Assignment - Take from the records below each line that holds "Поиск".

= Beginning of Section =

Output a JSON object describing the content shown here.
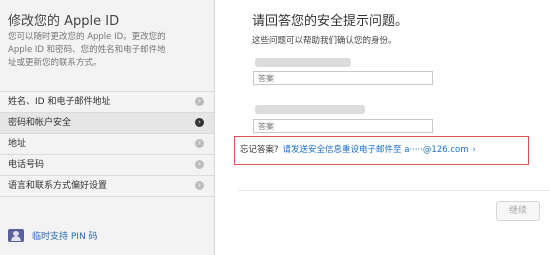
{
  "sidebar": {
    "title": "修改您的 Apple ID",
    "description_lines": [
      "您可以随时更改您的 Apple ID。更改您的",
      "Apple ID 和密码、您的姓名和电子邮件地",
      "址或更新您的联系方式。"
    ],
    "items": [
      {
        "label": "姓名、ID 和电子邮件地址",
        "active": false
      },
      {
        "label": "密码和帐户安全",
        "active": true
      },
      {
        "label": "地址",
        "active": false
      },
      {
        "label": "电话号码",
        "active": false
      },
      {
        "label": "语言和联系方式偏好设置",
        "active": false
      }
    ],
    "pin_label": "临时支持 PIN 码"
  },
  "main": {
    "title": "请回答您的安全提示问题。",
    "subtitle": "这些问题可以帮助我们确认您的身份。",
    "answer1_placeholder": "答案",
    "answer2_placeholder": "答案",
    "forgot_label": "忘记答案?",
    "forgot_link": "请发送安全信息重设电子邮件至 a·····@126.com",
    "forgot_arrow": "›",
    "continue_label": "继续"
  },
  "colors": {
    "link": "#1a6fc8",
    "highlight_border": "#d9534f",
    "pin_icon": "#5b5f9e"
  }
}
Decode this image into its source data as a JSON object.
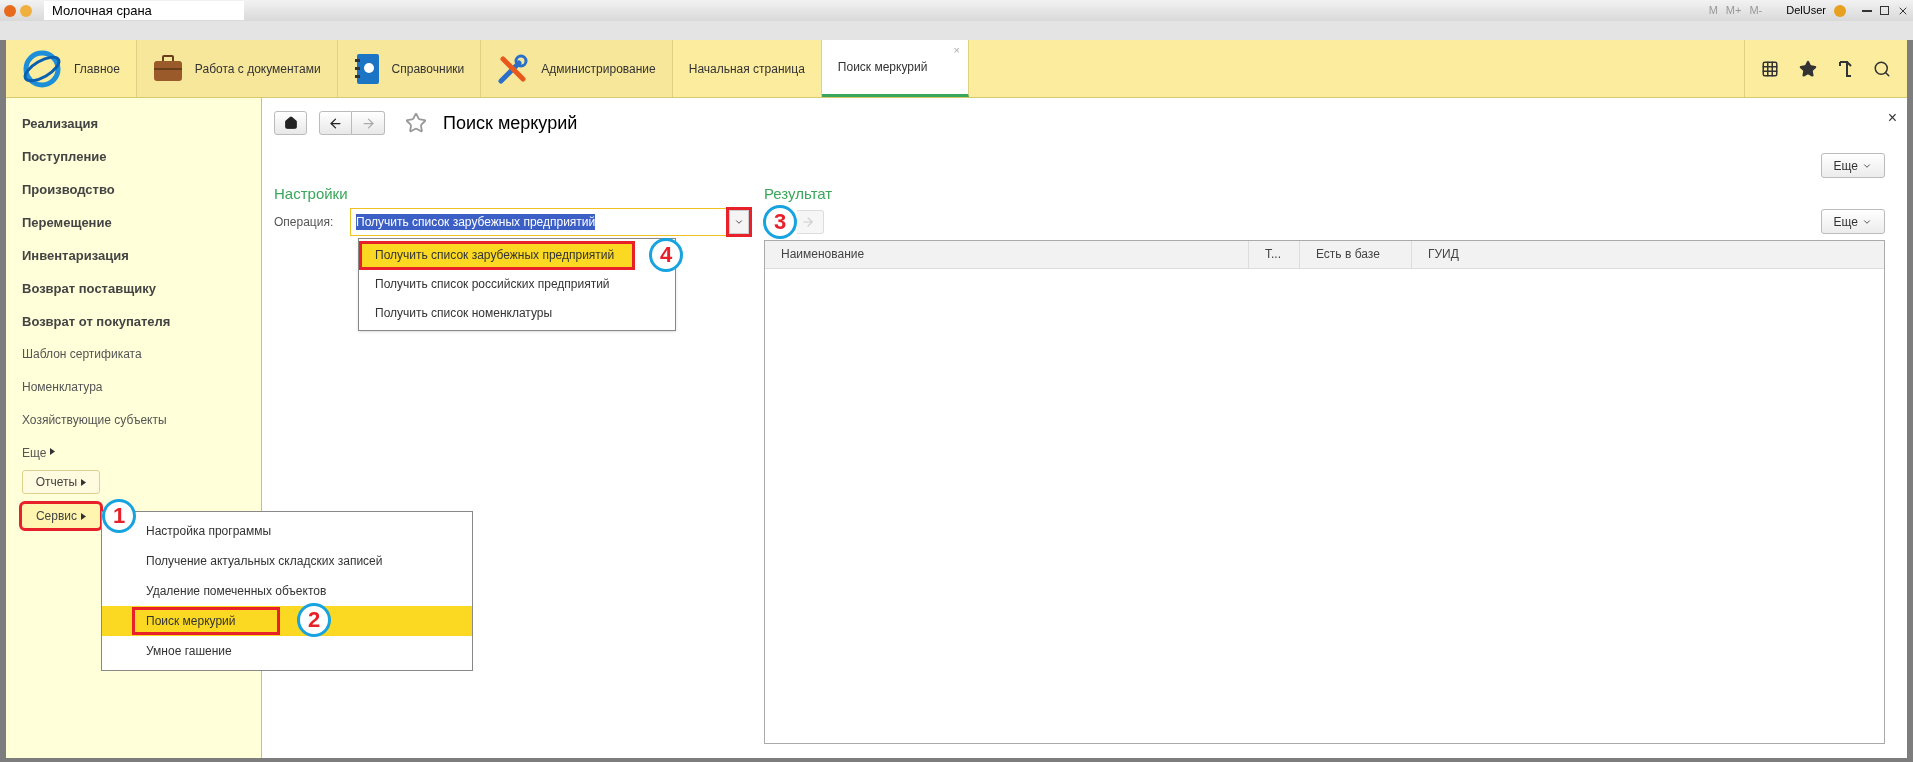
{
  "window": {
    "title": "Молочная срана",
    "marks": [
      "M",
      "M+",
      "M-"
    ],
    "user": "DelUser"
  },
  "sections": [
    {
      "label": "Главное",
      "kind": "logo"
    },
    {
      "label": "Работа с документами",
      "kind": "briefcase"
    },
    {
      "label": "Справочники",
      "kind": "book"
    },
    {
      "label": "Администрирование",
      "kind": "tools"
    }
  ],
  "open_tabs": [
    {
      "label": "Начальная страница",
      "selected": false
    },
    {
      "label": "Поиск меркурий",
      "selected": true,
      "close": "×"
    }
  ],
  "sidebar": {
    "items": [
      {
        "label": "Реализация",
        "kind": "bold"
      },
      {
        "label": "Поступление",
        "kind": "bold"
      },
      {
        "label": "Производство",
        "kind": "bold"
      },
      {
        "label": "Перемещение",
        "kind": "bold"
      },
      {
        "label": "Инвентаризация",
        "kind": "bold"
      },
      {
        "label": "Возврат поставщику",
        "kind": "bold"
      },
      {
        "label": "Возврат от покупателя",
        "kind": "bold"
      },
      {
        "label": "Шаблон сертификата",
        "kind": "plain"
      },
      {
        "label": "Номенклатура",
        "kind": "plain"
      },
      {
        "label": "Хозяйствующие субъекты",
        "kind": "plain"
      }
    ],
    "more": "Еще",
    "buttons": [
      {
        "label": "Отчеты",
        "open": false,
        "marked": false
      },
      {
        "label": "Сервис",
        "open": true,
        "marked": true,
        "callout": "1"
      }
    ]
  },
  "service_menu": {
    "items": [
      {
        "label": "Настройка программы",
        "selected": false,
        "marked": false
      },
      {
        "label": "Получение актуальных складских записей",
        "selected": false,
        "marked": false
      },
      {
        "label": "Удаление помеченных объектов",
        "selected": false,
        "marked": false
      },
      {
        "label": "Поиск меркурий",
        "selected": true,
        "marked": true,
        "callout": "2"
      },
      {
        "label": "Умное гашение",
        "selected": false,
        "marked": false
      }
    ]
  },
  "page": {
    "title": "Поиск меркурий",
    "close": "×",
    "more": "Еще",
    "settings": {
      "heading": "Настройки",
      "operation_label": "Операция:",
      "operation_value": "Получить список зарубежных предприятий",
      "dropdown_marked": true,
      "dropdown": [
        {
          "label": "Получить список зарубежных предприятий",
          "selected": true,
          "marked": true,
          "callout": "4"
        },
        {
          "label": "Получить список российских предприятий",
          "selected": false,
          "marked": false
        },
        {
          "label": "Получить список номенклатуры",
          "selected": false,
          "marked": false
        }
      ]
    },
    "result": {
      "heading": "Результат",
      "command_disabled": true,
      "callout": "3",
      "more": "Еще",
      "columns": [
        "Наименование",
        "Т...",
        "Есть в базе",
        "ГУИД"
      ]
    }
  }
}
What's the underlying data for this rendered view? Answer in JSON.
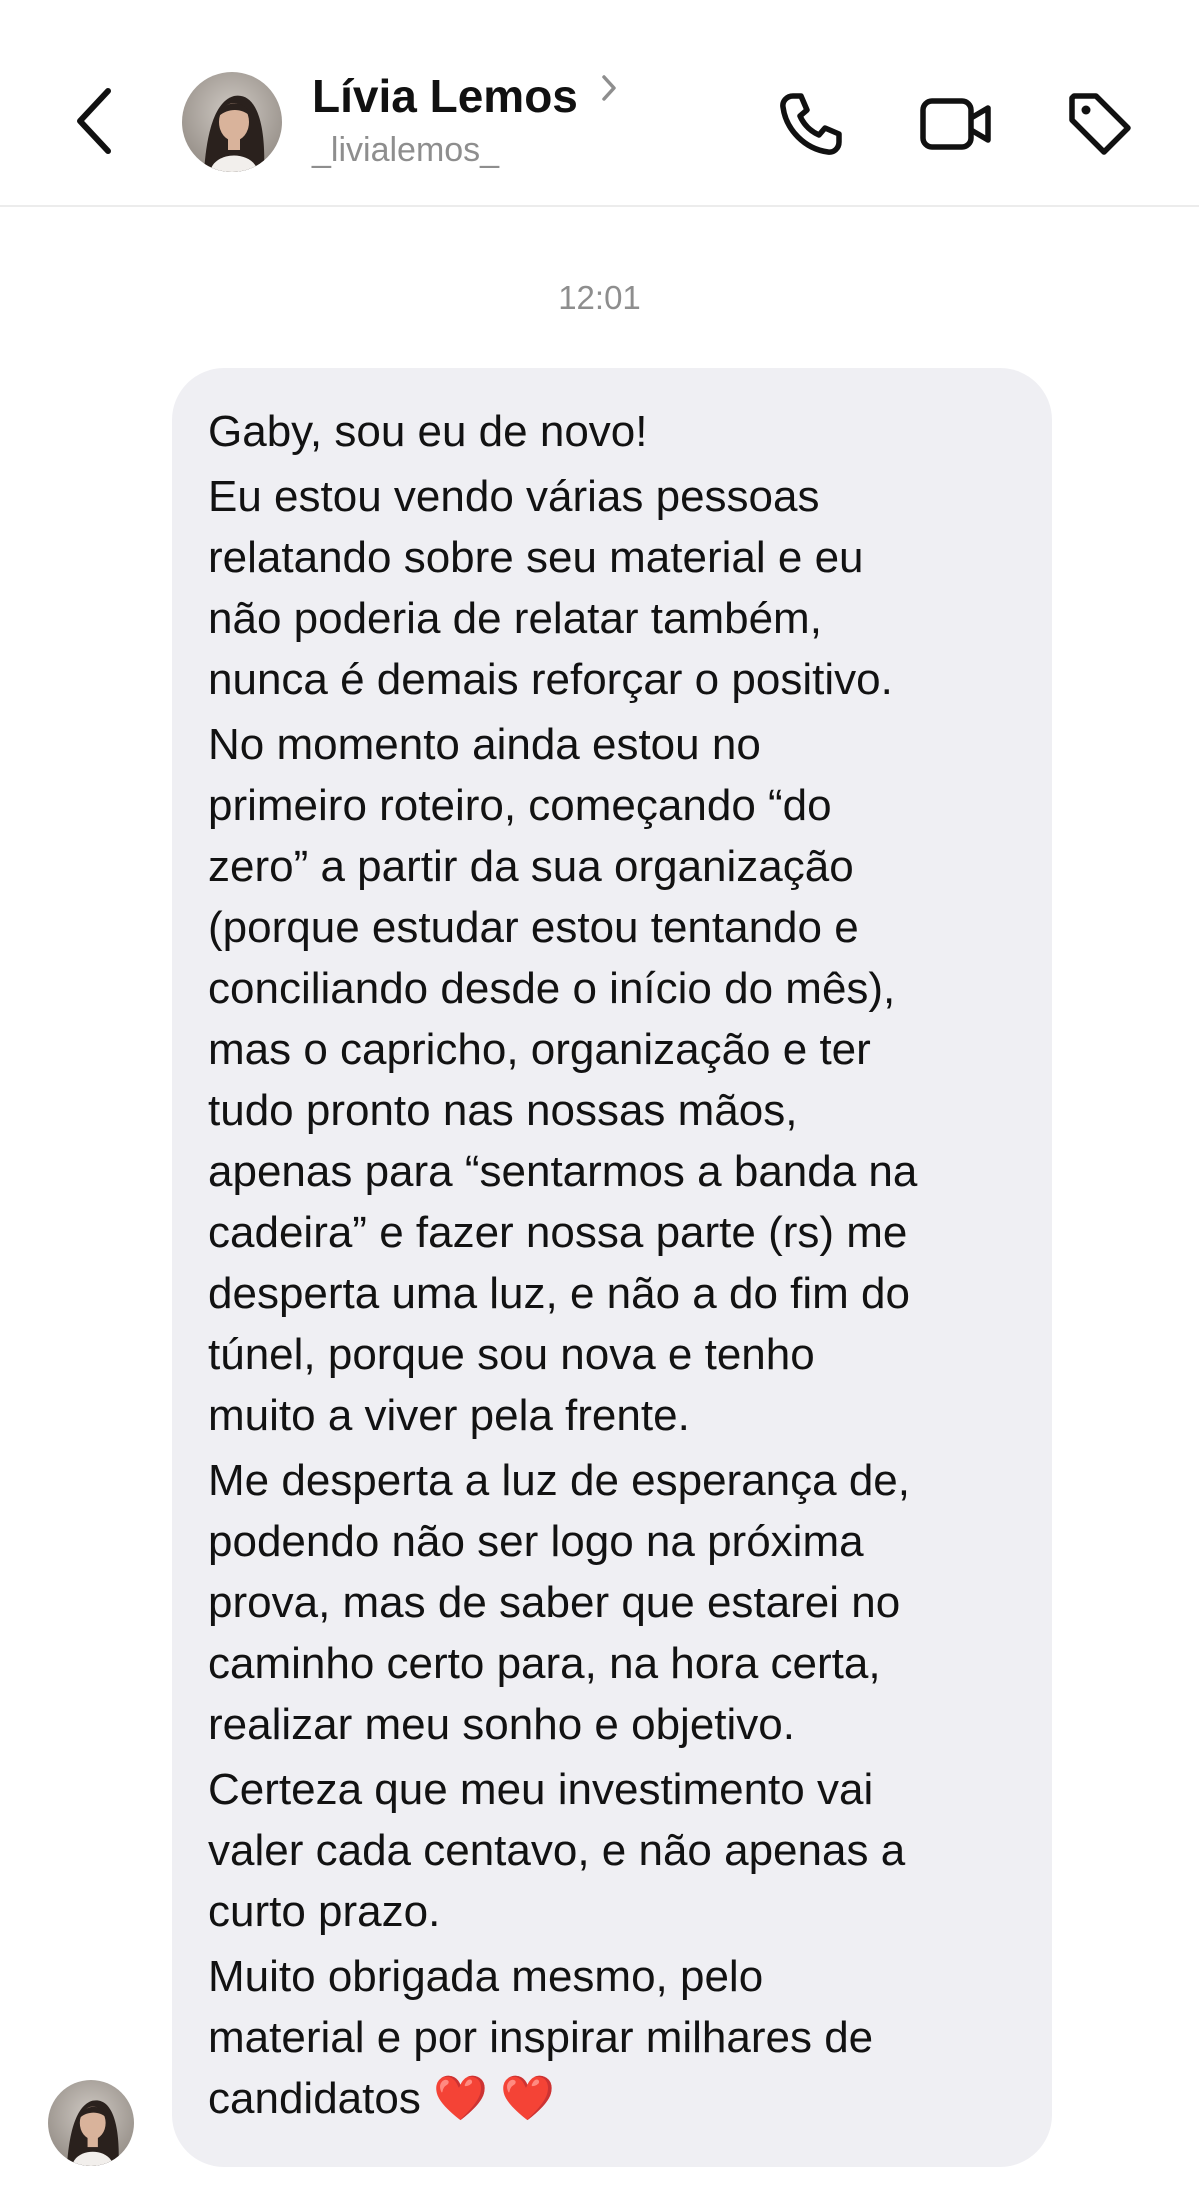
{
  "header": {
    "contact_name": "Lívia Lemos",
    "contact_handle": "_livialemos_",
    "icons": [
      "back-chevron-icon",
      "profile-chevron-icon",
      "phone-icon",
      "video-camera-icon",
      "tag-icon"
    ]
  },
  "thread": {
    "timestamp": "12:01",
    "message": {
      "paragraphs": [
        "Gaby, sou eu de novo!",
        "Eu estou vendo várias pessoas\nrelatando sobre seu material e eu\nnão poderia de relatar também,\nnunca é demais reforçar o positivo.",
        "No momento ainda estou no\nprimeiro roteiro, começando “do\nzero” a partir da sua organização\n(porque estudar estou tentando e\nconciliando desde o início do mês),\nmas o capricho, organização e ter\ntudo pronto nas nossas mãos,\napenas para “sentarmos a banda na\ncadeira” e fazer nossa parte (rs) me\ndesperta uma luz, e não a do fim do\ntúnel, porque sou nova e tenho\nmuito a viver pela frente.",
        "Me desperta a luz de esperança de,\npodendo não ser logo na próxima\nprova, mas de saber que estarei no\ncaminho certo para, na hora certa,\nrealizar meu sonho e objetivo.",
        "Certeza que meu investimento vai\nvaler cada centavo, e não apenas a\ncurto prazo.",
        "Muito obrigada mesmo, pelo\nmaterial e por inspirar milhares de\ncandidatos ❤️ ❤️"
      ]
    }
  },
  "colors": {
    "bubble_bg": "#efeff3",
    "text": "#121212",
    "secondary_text": "#8e8e8e",
    "divider": "#ececec",
    "heart": "#e0151b"
  }
}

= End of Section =

Answer area -
      "label": "Поиск меркурий",
        "label": "Поиск меркурий",
    "title": "Поиск меркурий",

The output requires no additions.